Tim Johnson, CEO of Carmen Media said the company supports the report and efforts made by UK Minister for Gambling Andrew McIntosh to decrease the amount of underage gambling.

McIntosh is hoping to add underage gambling language to the upcoming Gambling Bill and would like to get it passed as soon as possible.

"We support his efforts to introduce legislation to enforce verification checks," he said. "Improvement and enhancement of verification procedures is ongoing. This forms a central part of the company's commitment to lead the industry with respect to responsible gaming."

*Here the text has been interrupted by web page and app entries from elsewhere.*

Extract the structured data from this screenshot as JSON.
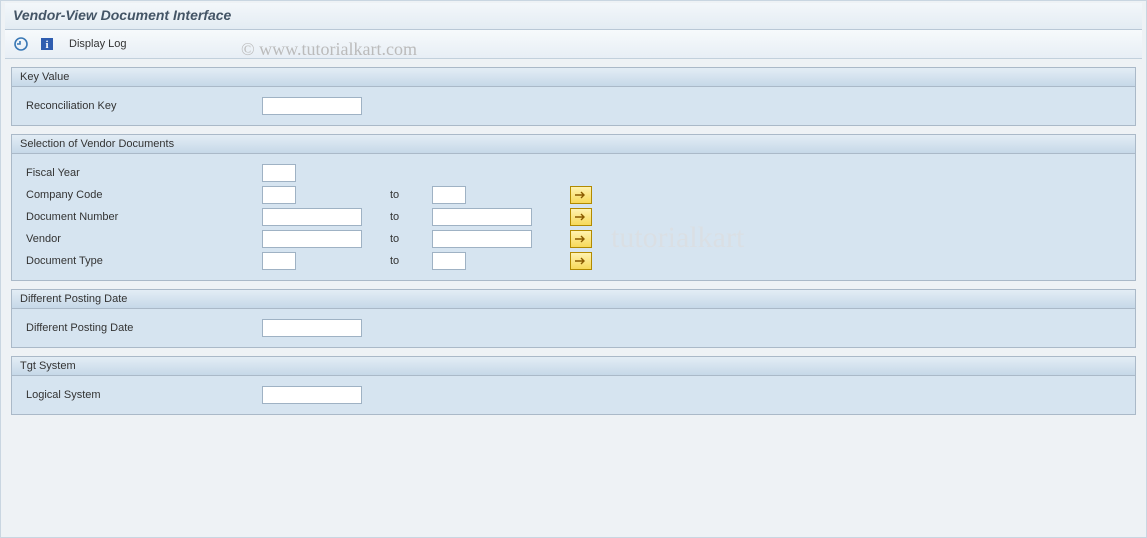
{
  "header": {
    "title": "Vendor-View Document Interface"
  },
  "toolbar": {
    "execute_tooltip": "Execute",
    "info_tooltip": "Information",
    "display_log_label": "Display Log"
  },
  "groups": {
    "key_value": {
      "title": "Key Value",
      "reconciliation_key_label": "Reconciliation Key",
      "reconciliation_key_value": ""
    },
    "selection": {
      "title": "Selection of Vendor Documents",
      "to_label": "to",
      "fiscal_year": {
        "label": "Fiscal Year",
        "from": ""
      },
      "company_code": {
        "label": "Company Code",
        "from": "",
        "to": ""
      },
      "document_number": {
        "label": "Document Number",
        "from": "",
        "to": ""
      },
      "vendor": {
        "label": "Vendor",
        "from": "",
        "to": ""
      },
      "document_type": {
        "label": "Document Type",
        "from": "",
        "to": ""
      }
    },
    "diff_posting": {
      "title": "Different Posting Date",
      "label": "Different Posting Date",
      "value": ""
    },
    "tgt_system": {
      "title": "Tgt System",
      "logical_system_label": "Logical System",
      "logical_system_value": ""
    }
  },
  "watermark": "© www.tutorialkart.com",
  "watermark2": "tutorialkart"
}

The controversy over the use of debit cards has been enough to fast-track plans with some operators to introduce their own credit cards. The idea has been tossed around industry circles for sometime now, but David Crave, director of business at Ukbetting (another firm indicated in the study as allowing minors to access their site), said the plan could be launched by the end of the year.

"We're looking to have our own dedicated cards that wouldn't be issued to anyone under 18," he said. A deal is already in place with a card issuer and the study could speed up the implementation of the new card.

One offshore operator, who spoke to IGN on the condition of anonymity, said he questioned the validity of the report since only 37 sites were sampled and no betting actually took place.

"With us you might be able to set up an account, but when you go and try to place a wager we might ask to see more ID or fax us a copy of another credit card or something like that," he said. "We have a lot of measures in place to prevent minors from using our site. It is a serious issue and we want to work with these groups to keep it to a minimum but I don't think they are going about it the right way in publishing this report."

The NCH said that all companies tested were written to and asked to review the way they block underage access two months before the minor went online.

Operators Respond Differently to UK Report on Underage Gambling is republished from
Kevin Smith
Kevin Smith